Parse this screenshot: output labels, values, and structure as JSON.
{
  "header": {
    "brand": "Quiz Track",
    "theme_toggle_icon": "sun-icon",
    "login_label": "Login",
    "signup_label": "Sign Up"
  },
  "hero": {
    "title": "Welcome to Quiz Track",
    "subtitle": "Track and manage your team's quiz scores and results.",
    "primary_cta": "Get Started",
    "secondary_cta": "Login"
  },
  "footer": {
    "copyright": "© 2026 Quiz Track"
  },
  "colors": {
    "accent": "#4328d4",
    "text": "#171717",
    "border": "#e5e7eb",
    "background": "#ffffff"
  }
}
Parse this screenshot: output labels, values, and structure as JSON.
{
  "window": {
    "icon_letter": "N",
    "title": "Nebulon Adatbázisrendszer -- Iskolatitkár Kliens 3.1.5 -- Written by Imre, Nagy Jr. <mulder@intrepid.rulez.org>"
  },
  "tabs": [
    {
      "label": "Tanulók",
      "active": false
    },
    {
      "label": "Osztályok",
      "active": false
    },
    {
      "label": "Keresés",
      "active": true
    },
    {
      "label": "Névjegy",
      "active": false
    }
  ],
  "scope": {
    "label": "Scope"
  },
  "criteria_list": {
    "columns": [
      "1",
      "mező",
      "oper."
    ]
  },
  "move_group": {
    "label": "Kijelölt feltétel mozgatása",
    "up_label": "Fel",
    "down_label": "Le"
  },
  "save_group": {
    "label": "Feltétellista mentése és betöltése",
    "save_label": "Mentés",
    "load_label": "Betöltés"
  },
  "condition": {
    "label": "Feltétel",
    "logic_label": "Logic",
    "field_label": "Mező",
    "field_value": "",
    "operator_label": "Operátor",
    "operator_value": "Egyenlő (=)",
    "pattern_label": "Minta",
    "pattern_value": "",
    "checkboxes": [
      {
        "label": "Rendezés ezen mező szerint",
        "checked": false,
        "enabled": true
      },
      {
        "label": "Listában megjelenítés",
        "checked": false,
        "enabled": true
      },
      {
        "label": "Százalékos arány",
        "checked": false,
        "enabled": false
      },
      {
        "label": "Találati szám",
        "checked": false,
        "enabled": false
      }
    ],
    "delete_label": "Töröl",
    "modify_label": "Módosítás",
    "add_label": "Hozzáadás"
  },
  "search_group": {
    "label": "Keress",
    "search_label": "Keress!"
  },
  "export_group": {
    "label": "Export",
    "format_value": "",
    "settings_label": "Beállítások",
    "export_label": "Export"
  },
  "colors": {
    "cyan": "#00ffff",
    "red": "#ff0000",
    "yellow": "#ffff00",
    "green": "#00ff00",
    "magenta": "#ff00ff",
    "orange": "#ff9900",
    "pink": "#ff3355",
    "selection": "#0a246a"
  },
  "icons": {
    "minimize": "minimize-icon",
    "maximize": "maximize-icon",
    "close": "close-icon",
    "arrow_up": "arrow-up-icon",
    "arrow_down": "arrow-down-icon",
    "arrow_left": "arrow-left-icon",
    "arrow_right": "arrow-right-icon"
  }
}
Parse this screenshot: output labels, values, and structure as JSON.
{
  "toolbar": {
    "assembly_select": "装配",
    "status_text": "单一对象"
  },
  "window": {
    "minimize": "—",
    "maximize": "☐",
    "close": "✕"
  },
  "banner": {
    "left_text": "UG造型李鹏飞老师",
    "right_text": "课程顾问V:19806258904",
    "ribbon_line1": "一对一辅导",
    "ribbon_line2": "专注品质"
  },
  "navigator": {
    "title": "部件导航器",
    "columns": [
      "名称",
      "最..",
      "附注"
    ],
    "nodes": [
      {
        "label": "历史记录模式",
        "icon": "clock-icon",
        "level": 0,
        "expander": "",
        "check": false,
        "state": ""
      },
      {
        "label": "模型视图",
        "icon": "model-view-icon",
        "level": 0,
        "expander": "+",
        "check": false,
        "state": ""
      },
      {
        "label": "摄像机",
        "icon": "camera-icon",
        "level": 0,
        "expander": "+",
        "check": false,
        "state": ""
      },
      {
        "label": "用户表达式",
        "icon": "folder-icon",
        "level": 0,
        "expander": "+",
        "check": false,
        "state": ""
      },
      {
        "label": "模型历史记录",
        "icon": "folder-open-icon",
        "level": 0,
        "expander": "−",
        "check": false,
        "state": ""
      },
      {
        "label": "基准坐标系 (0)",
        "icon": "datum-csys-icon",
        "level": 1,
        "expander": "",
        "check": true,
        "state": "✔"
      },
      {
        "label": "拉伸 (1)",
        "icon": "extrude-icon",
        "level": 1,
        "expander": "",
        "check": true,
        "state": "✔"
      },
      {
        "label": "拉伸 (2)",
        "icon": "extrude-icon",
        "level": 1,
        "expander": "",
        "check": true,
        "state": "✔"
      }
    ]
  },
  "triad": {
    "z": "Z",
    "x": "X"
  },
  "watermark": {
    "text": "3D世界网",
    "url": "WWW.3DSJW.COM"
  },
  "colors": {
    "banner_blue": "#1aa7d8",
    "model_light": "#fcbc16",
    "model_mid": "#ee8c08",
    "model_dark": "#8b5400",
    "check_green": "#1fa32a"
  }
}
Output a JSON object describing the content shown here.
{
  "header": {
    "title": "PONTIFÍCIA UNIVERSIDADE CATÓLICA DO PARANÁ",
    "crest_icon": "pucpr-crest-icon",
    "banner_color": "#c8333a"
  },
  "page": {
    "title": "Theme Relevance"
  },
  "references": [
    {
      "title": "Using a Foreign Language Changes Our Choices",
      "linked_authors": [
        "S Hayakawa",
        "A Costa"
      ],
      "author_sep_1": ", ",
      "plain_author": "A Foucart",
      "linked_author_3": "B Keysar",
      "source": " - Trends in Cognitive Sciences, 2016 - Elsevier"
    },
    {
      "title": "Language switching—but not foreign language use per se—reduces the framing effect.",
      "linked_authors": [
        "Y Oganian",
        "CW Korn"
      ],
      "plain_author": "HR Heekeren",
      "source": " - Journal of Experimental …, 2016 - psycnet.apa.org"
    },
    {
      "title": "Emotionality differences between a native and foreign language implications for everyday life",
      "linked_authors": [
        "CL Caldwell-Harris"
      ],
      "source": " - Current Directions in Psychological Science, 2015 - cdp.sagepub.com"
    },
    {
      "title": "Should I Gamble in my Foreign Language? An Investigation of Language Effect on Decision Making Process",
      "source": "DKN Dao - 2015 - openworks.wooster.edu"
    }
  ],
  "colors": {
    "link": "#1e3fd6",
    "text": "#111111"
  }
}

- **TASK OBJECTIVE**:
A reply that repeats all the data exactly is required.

- **ANSWER SPACE**:
Parse this screenshot: output labels, values, and structure as JSON.
{
  "header": {
    "brand": "Quiz Track",
    "theme_toggle_icon": "sun-icon",
    "login_label": "Login",
    "signup_label": "Sign Up"
  },
  "hero": {
    "title": "Welcome to Quiz Track",
    "subtitle": "Track and manage your team's quiz scores and results.",
    "primary_cta": "Get Started",
    "secondary_cta": "Login"
  },
  "footer": {
    "copyright": "© 2026 Quiz Track"
  },
  "colors": {
    "accent": "#4328d4",
    "text": "#171717",
    "border": "#e5e7eb",
    "background": "#ffffff"
  }
}
Parse this screenshot: output labels, values, and structure as JSON.
{
  "window": {
    "icon_letter": "N",
    "title": "Nebulon Adatbázisrendszer -- Iskolatitkár Kliens 3.1.5 -- Written by Imre, Nagy Jr. <mulder@intrepid.rulez.org>"
  },
  "tabs": [
    {
      "label": "Tanulók",
      "active": false
    },
    {
      "label": "Osztályok",
      "active": false
    },
    {
      "label": "Keresés",
      "active": true
    },
    {
      "label": "Névjegy",
      "active": false
    }
  ],
  "scope": {
    "label": "Scope"
  },
  "criteria_list": {
    "columns": [
      "1",
      "mező",
      "oper."
    ]
  },
  "move_group": {
    "label": "Kijelölt feltétel mozgatása",
    "up_label": "Fel",
    "down_label": "Le"
  },
  "save_group": {
    "label": "Feltétellista mentése és betöltése",
    "save_label": "Mentés",
    "load_label": "Betöltés"
  },
  "condition": {
    "label": "Feltétel",
    "logic_label": "Logic",
    "field_label": "Mező",
    "field_value": "",
    "operator_label": "Operátor",
    "operator_value": "Egyenlő (=)",
    "pattern_label": "Minta",
    "pattern_value": "",
    "checkboxes": [
      {
        "label": "Rendezés ezen mező szerint",
        "checked": false,
        "enabled": true
      },
      {
        "label": "Listában megjelenítés",
        "checked": false,
        "enabled": true
      },
      {
        "label": "Százalékos arány",
        "checked": false,
        "enabled": false
      },
      {
        "label": "Találati szám",
        "checked": false,
        "enabled": false
      }
    ],
    "delete_label": "Töröl",
    "modify_label": "Módosítás",
    "add_label": "Hozzáadás"
  },
  "search_group": {
    "label": "Keress",
    "search_label": "Keress!"
  },
  "export_group": {
    "label": "Export",
    "format_value": "",
    "settings_label": "Beállítások",
    "export_label": "Export"
  },
  "colors": {
    "cyan": "#00ffff",
    "red": "#ff0000",
    "yellow": "#ffff00",
    "green": "#00ff00",
    "magenta": "#ff00ff",
    "orange": "#ff9900",
    "pink": "#ff3355",
    "selection": "#0a246a"
  },
  "icons": {
    "minimize": "minimize-icon",
    "maximize": "maximize-icon",
    "close": "close-icon",
    "arrow_up": "arrow-up-icon",
    "arrow_down": "arrow-down-icon",
    "arrow_left": "arrow-left-icon",
    "arrow_right": "arrow-right-icon"
  }
}
Parse this screenshot: output labels, values, and structure as JSON.
{
  "toolbar": {
    "assembly_select": "装配",
    "status_text": "单一对象"
  },
  "window": {
    "minimize": "—",
    "maximize": "☐",
    "close": "✕"
  },
  "banner": {
    "left_text": "UG造型李鹏飞老师",
    "right_text": "课程顾问V:19806258904",
    "ribbon_line1": "一对一辅导",
    "ribbon_line2": "专注品质"
  },
  "navigator": {
    "title": "部件导航器",
    "columns": [
      "名称",
      "最..",
      "附注"
    ],
    "nodes": [
      {
        "label": "历史记录模式",
        "icon": "clock-icon",
        "level": 0,
        "expander": "",
        "check": false,
        "state": ""
      },
      {
        "label": "模型视图",
        "icon": "model-view-icon",
        "level": 0,
        "expander": "+",
        "check": false,
        "state": ""
      },
      {
        "label": "摄像机",
        "icon": "camera-icon",
        "level": 0,
        "expander": "+",
        "check": false,
        "state": ""
      },
      {
        "label": "用户表达式",
        "icon": "folder-icon",
        "level": 0,
        "expander": "+",
        "check": false,
        "state": ""
      },
      {
        "label": "模型历史记录",
        "icon": "folder-open-icon",
        "level": 0,
        "expander": "−",
        "check": false,
        "state": ""
      },
      {
        "label": "基准坐标系 (0)",
        "icon": "datum-csys-icon",
        "level": 1,
        "expander": "",
        "check": true,
        "state": "✔"
      },
      {
        "label": "拉伸 (1)",
        "icon": "extrude-icon",
        "level": 1,
        "expander": "",
        "check": true,
        "state": "✔"
      },
      {
        "label": "拉伸 (2)",
        "icon": "extrude-icon",
        "level": 1,
        "expander": "",
        "check": true,
        "state": "✔"
      }
    ]
  },
  "triad": {
    "z": "Z",
    "x": "X"
  },
  "watermark": {
    "text": "3D世界网",
    "url": "WWW.3DSJW.COM"
  },
  "colors": {
    "banner_blue": "#1aa7d8",
    "model_light": "#fcbc16",
    "model_mid": "#ee8c08",
    "model_dark": "#8b5400",
    "check_green": "#1fa32a"
  }
}
Output a JSON object describing the content shown here.
{
  "header": {
    "title": "PONTIFÍCIA UNIVERSIDADE CATÓLICA DO PARANÁ",
    "crest_icon": "pucpr-crest-icon",
    "banner_color": "#c8333a"
  },
  "page": {
    "title": "Theme Relevance"
  },
  "references": [
    {
      "title": "Using a Foreign Language Changes Our Choices",
      "linked_authors": [
        "S Hayakawa",
        "A Costa"
      ],
      "author_sep_1": ", ",
      "plain_author": "A Foucart",
      "linked_author_3": "B Keysar",
      "source": " - Trends in Cognitive Sciences, 2016 - Elsevier"
    },
    {
      "title": "Language switching—but not foreign language use per se—reduces the framing effect.",
      "linked_authors": [
        "Y Oganian",
        "CW Korn"
      ],
      "plain_author": "HR Heekeren",
      "source": " - Journal of Experimental …, 2016 - psycnet.apa.org"
    },
    {
      "title": "Emotionality differences between a native and foreign language implications for everyday life",
      "linked_authors": [
        "CL Caldwell-Harris"
      ],
      "source": " - Current Directions in Psychological Science, 2015 - cdp.sagepub.com"
    },
    {
      "title": "Should I Gamble in my Foreign Language? An Investigation of Language Effect on Decision Making Process",
      "source": "DKN Dao - 2015 - openworks.wooster.edu"
    }
  ],
  "colors": {
    "link": "#1e3fd6",
    "text": "#111111"
  }
}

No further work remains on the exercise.